A long time ago, there was either a bone or a stick from the backyard for your dog. But experience has shown that sticks and bones aren’t the safest playthings for your pup. More popular today are rawhides and chewing sticks. Even these pose some risks to your dog’s health. Because of this, efforts have been made to produce better, safer toys that produce a variety of squeaks, moos and even songs. The sky’s the limit! While having an array of options is great, it can be overwhelming. If you’re struggling to decide where to put your money in the canine toy arena, we can help! The following are some suggestions of dog toys and methods of deciding which is best for your particular pooch.


What type of chewer is your dog? Does your pal rip all toys to shreds, or gently nibble? If your dog tends to settle down with a toy and really go at it, it’s best to purchase playthings that are made of durable rubber like Kongs made by the Kong Company®. Kongs have been known to withstand the roughest chewers. When the rubber begins to crack and tear, its time to throw it out and buy another.

If your dog has a softer approach to playing, or loves toys that squeak and squeal, consider sewn plush toys. Canvas toys are a terrific option for rough chewers that are fans of the squeak. Semi-aggressive chompers can also enjoy rope toys which break apart less easily and are wonderful for your pet’s dental health.

Planet Dog has even devised a system to aid consumers in the purchase of dog toys called the Chew-o-Meter. Their system takes into account the chewing style of your pup compared to the durability of their products to help you make the best purchase possible. Furthermore, 2% of your purchase is used to fund the training of service dogs.


It is important to be aware of the materials used to make your dog’s toy because they spend a lot of time in your canine’s mouth where harmful substances can be easily absorbed. Be careful; the Consumer Product Safety Commission only deems pet toys harmful if they put the owner at risk! As mentioned previously, Kongs® and Nylabones® are safe products that are made without harmful toxins but if you are unsure, check the label.

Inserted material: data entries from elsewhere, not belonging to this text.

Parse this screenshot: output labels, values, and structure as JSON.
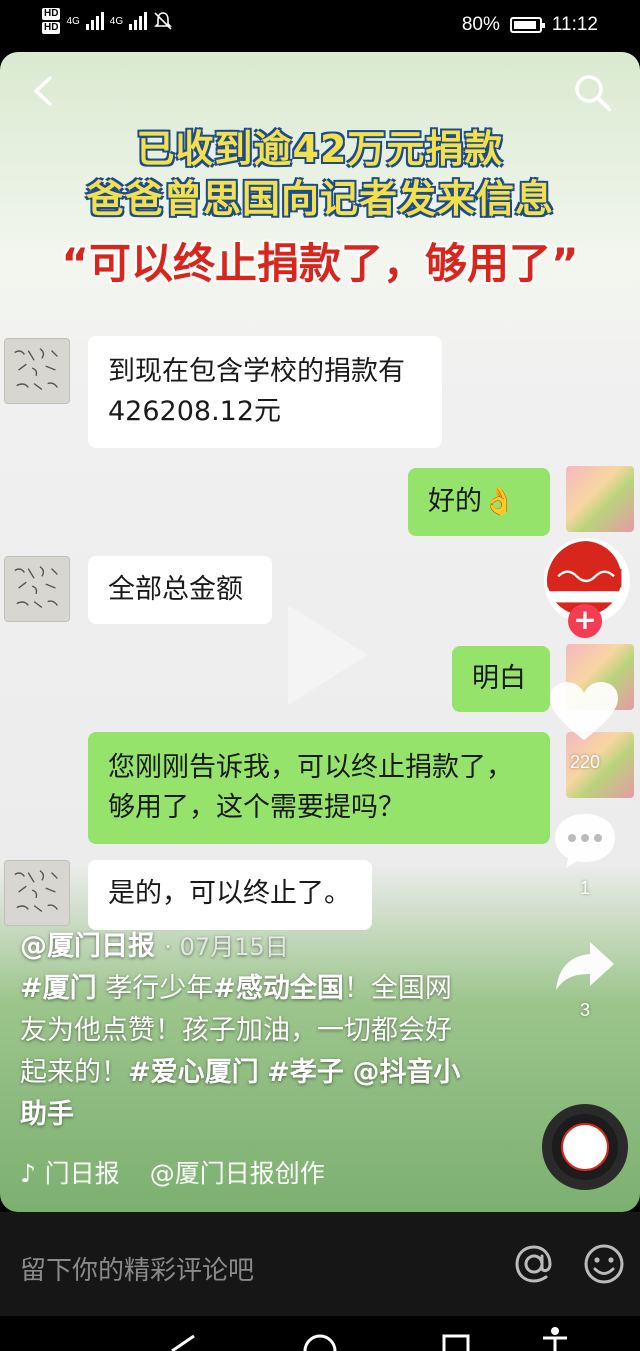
{
  "status_bar": {
    "hd1": "HD",
    "hd2": "HD",
    "net1": "4G",
    "net2": "4G",
    "battery": "80%",
    "time": "11:12"
  },
  "video": {
    "headline_line1": "已收到逾42万元捐款",
    "headline_line2": "爸爸曾思国向记者发来信息",
    "quote": "“可以终止捐款了，够用了”",
    "chat": [
      {
        "side": "left",
        "text": "到现在包含学校的捐款有426208.12元"
      },
      {
        "side": "right",
        "text": "好的👌"
      },
      {
        "side": "left",
        "text": "全部总金额"
      },
      {
        "side": "right",
        "text": "明白"
      },
      {
        "side": "right",
        "text": "您刚刚告诉我，可以终止捐款了，够用了，这个需要提吗？"
      },
      {
        "side": "left",
        "text": "是的，可以终止了。"
      }
    ]
  },
  "actions": {
    "like_count": "220",
    "comment_count": "1",
    "share_count": "3",
    "follow": "+"
  },
  "post": {
    "author": "@厦门日报",
    "date": "· 07月15日",
    "tag1": "#厦门",
    "text1": " 孝行少年",
    "tag2": "#感动全国",
    "text2": "！全国网友为他点赞！孩子加油，一切都会好起来的！",
    "tag3": "#爱心厦门",
    "tag4": "#孝子",
    "mention": "@抖音小助手",
    "music_author": "门日报",
    "music_title": "@厦门日报创作"
  },
  "comment_bar": {
    "placeholder": "留下你的精彩评论吧"
  },
  "colors": {
    "headline_yellow": "#f4e04a",
    "headline_outline": "#1d4b8f",
    "quote_red": "#d9261c",
    "wechat_green": "#95e36a",
    "follow_red": "#f43c52"
  }
}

Instead of smaller toys that may be a choking risk, stick to Frisbees and large balls that can’t reach the back of your dog’s mouth. A reader of The Bark recommends lacrosse balls which are large and come in a variety of fun colors. In addition, regularly check all toys for cracks or holes so that your dog’s mouth stays in tip-top shape.

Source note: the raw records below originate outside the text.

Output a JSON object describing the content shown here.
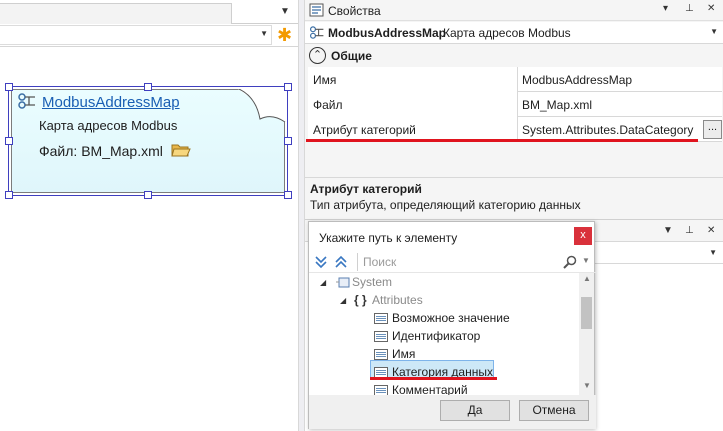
{
  "designer": {
    "shape": {
      "title": "ModbusAddressMap",
      "description": "Карта адресов Modbus",
      "file_label": "Файл: BM_Map.xml"
    }
  },
  "properties": {
    "title": "Свойства",
    "title_buttons": [
      "▾",
      "⊥",
      "✕"
    ],
    "object_name": "ModbusAddressMap",
    "object_desc": "Карта адресов Modbus",
    "category": "Общие",
    "category_toggle": "⌃",
    "rows": [
      {
        "key": "Имя",
        "value": "ModbusAddressMap"
      },
      {
        "key": "Файл",
        "value": "BM_Map.xml"
      },
      {
        "key": "Атрибут категорий",
        "value": "System.Attributes.DataCategory",
        "button": "..."
      }
    ],
    "help": {
      "title": "Атрибут категорий",
      "text": "Тип атрибута, определяющий категорию данных"
    },
    "accent_red": "#e0141e"
  },
  "popup": {
    "title": "Укажите путь к элементу",
    "close": "x",
    "search_placeholder": "Поиск",
    "tree": [
      {
        "label": "System",
        "level": 0,
        "expander": "◢",
        "icon": "namespace-icon"
      },
      {
        "label": "Attributes",
        "level": 1,
        "expander": "◢",
        "icon": "braces-icon",
        "glyph": "{ }"
      },
      {
        "label": "Возможное значение",
        "level": 2,
        "icon": "enum-icon"
      },
      {
        "label": "Идентификатор",
        "level": 2,
        "icon": "enum-icon"
      },
      {
        "label": "Имя",
        "level": 2,
        "icon": "enum-icon"
      },
      {
        "label": "Категория данных",
        "level": 2,
        "icon": "enum-icon",
        "selected": true
      },
      {
        "label": "Комментарий",
        "level": 2,
        "icon": "enum-icon"
      }
    ],
    "ok": "Да",
    "cancel": "Отмена"
  }
}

Companies like Kong®, Tough by Nature, and Planet Dog are innovative toy producers that keep the safety of your pet in mind. They constantly take our pets’ needs and health concerns to heart and consistently provide new modes of fun and recreation.

The dog toy frontier is also pioneered by designers who wish to actively and mentally engage dogs with puzzle-like toys that require your pet to move pieces in order to reveal hidden treats. Nina Ottosson has a line a of dog toys that seek to work the canine brain by encouraging them to discover concealed treats using their nose and paws. Some of Ottosson’s products are made from particle board and should not be eaten or chewed, so it is important to watch your dog while playing with them. Another great option is the Buster Cube, which comes in different size cubes that must be rolled around in order to dispense the treats inside. Resembling a gumball machine, the Yuppy Puppy Food and Treat Machine has a large bone handle that when pressed down by your pup’s paw, dispenses treats! However, if you have any hesitations about whether your dog will chew off pieces of these brain teasers toys, opt to only use them when you can monitor your dog.

To keep the good times rolling for you and your best friend, consider your dog’s safety and well-being when selecting from the large range of toy options on the pet market today. Ready, set, play!


Sheila Pell The Bark.com
The Happy Dog Spot